REQUIRED ACTION:
Track down every line below that holds "image" and copy it.

■ ■ ■ ■ ■

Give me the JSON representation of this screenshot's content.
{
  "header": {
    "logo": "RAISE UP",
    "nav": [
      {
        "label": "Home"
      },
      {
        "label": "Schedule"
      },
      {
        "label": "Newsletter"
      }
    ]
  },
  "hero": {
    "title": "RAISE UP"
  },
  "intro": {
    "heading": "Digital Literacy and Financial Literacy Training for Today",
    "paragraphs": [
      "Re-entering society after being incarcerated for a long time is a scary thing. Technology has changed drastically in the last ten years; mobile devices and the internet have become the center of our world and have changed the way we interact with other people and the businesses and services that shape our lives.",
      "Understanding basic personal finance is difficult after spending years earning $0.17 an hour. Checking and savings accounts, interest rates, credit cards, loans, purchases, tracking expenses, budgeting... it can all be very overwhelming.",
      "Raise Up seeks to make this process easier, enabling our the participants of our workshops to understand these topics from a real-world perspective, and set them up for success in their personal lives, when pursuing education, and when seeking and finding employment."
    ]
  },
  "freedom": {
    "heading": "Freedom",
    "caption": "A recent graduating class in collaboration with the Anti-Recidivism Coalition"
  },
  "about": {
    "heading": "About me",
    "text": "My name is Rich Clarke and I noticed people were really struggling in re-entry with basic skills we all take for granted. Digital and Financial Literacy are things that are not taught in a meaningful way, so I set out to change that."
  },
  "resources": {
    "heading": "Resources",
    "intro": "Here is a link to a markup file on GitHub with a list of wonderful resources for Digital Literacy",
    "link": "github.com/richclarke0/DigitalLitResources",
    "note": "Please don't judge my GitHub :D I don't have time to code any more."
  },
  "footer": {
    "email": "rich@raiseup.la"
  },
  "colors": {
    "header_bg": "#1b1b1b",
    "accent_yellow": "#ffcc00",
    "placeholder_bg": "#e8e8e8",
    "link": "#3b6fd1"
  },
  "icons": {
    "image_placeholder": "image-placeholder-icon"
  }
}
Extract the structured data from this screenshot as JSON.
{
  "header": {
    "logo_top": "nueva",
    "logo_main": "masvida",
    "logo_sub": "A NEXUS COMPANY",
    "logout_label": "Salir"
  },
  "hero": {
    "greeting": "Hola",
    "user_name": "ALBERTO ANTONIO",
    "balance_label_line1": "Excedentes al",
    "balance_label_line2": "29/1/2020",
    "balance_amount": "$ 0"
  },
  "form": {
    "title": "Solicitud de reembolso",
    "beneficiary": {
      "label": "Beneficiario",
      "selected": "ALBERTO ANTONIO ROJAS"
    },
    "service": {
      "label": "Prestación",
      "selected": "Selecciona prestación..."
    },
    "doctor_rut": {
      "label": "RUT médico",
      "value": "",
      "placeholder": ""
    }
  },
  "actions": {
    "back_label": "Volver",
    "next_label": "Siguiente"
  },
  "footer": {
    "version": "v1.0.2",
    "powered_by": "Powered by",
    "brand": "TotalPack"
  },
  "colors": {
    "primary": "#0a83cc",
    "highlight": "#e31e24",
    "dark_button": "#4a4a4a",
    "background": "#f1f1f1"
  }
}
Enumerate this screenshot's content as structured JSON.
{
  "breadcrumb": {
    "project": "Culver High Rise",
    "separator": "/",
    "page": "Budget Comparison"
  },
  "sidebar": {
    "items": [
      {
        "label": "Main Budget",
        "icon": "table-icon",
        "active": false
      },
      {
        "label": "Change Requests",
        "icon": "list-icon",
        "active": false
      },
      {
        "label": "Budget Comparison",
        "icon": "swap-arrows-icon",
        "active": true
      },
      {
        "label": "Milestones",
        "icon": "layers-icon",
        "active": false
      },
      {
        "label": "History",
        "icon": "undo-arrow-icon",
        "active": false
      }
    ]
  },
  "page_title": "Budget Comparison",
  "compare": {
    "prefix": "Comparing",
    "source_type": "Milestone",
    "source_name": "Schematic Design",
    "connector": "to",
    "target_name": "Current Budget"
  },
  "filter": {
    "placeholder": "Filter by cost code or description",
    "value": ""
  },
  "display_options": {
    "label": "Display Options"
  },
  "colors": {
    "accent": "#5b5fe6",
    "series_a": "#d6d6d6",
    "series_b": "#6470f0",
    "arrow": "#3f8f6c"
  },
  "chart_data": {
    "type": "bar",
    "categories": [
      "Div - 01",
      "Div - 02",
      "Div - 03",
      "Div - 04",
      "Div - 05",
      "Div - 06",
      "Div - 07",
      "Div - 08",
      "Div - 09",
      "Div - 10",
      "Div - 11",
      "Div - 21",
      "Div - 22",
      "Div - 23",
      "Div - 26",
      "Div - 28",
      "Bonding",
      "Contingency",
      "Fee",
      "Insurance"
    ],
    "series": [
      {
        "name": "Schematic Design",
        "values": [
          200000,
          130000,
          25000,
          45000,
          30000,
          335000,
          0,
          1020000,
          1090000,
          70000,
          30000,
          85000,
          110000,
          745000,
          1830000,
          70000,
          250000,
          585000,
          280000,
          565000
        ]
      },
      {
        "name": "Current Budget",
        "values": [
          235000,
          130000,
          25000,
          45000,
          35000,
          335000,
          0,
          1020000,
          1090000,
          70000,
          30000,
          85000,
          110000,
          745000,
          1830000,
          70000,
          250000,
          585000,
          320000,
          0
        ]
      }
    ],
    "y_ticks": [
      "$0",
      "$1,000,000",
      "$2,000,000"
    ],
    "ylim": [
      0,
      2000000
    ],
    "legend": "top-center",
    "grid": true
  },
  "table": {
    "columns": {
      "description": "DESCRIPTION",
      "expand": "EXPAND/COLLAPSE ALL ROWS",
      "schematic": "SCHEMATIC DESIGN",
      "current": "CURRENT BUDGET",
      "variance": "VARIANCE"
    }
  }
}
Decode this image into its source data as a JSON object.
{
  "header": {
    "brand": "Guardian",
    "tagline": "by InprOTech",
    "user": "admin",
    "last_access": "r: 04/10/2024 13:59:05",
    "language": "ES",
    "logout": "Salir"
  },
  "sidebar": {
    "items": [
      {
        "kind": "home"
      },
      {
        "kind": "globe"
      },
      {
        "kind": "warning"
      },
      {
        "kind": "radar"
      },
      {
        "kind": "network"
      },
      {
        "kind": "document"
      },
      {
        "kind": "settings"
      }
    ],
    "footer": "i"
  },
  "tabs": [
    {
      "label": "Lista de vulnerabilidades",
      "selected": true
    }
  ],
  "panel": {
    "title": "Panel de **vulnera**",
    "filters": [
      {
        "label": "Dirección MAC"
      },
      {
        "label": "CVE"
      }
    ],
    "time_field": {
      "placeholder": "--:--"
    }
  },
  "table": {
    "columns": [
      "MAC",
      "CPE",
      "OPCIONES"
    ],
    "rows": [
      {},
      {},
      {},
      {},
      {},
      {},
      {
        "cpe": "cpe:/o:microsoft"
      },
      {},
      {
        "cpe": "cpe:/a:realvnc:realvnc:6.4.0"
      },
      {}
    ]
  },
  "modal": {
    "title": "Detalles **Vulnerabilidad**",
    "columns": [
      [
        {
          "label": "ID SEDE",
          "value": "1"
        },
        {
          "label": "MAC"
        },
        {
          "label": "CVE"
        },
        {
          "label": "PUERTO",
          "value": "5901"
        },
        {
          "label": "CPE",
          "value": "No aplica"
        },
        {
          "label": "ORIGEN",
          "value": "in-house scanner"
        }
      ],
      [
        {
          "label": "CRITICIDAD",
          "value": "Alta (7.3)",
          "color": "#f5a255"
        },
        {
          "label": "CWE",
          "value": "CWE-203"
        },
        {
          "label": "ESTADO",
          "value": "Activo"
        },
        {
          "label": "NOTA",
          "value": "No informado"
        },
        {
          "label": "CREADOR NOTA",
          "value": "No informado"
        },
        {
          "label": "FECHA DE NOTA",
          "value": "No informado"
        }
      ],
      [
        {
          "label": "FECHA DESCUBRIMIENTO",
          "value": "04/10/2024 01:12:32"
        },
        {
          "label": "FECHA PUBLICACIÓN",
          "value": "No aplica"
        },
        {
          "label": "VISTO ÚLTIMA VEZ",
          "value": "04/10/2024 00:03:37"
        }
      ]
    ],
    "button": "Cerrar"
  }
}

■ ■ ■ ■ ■

RESPONSE:
    "image_placeholder": "image-placeholder-icon"
Decode this image into its source data as a JSON object.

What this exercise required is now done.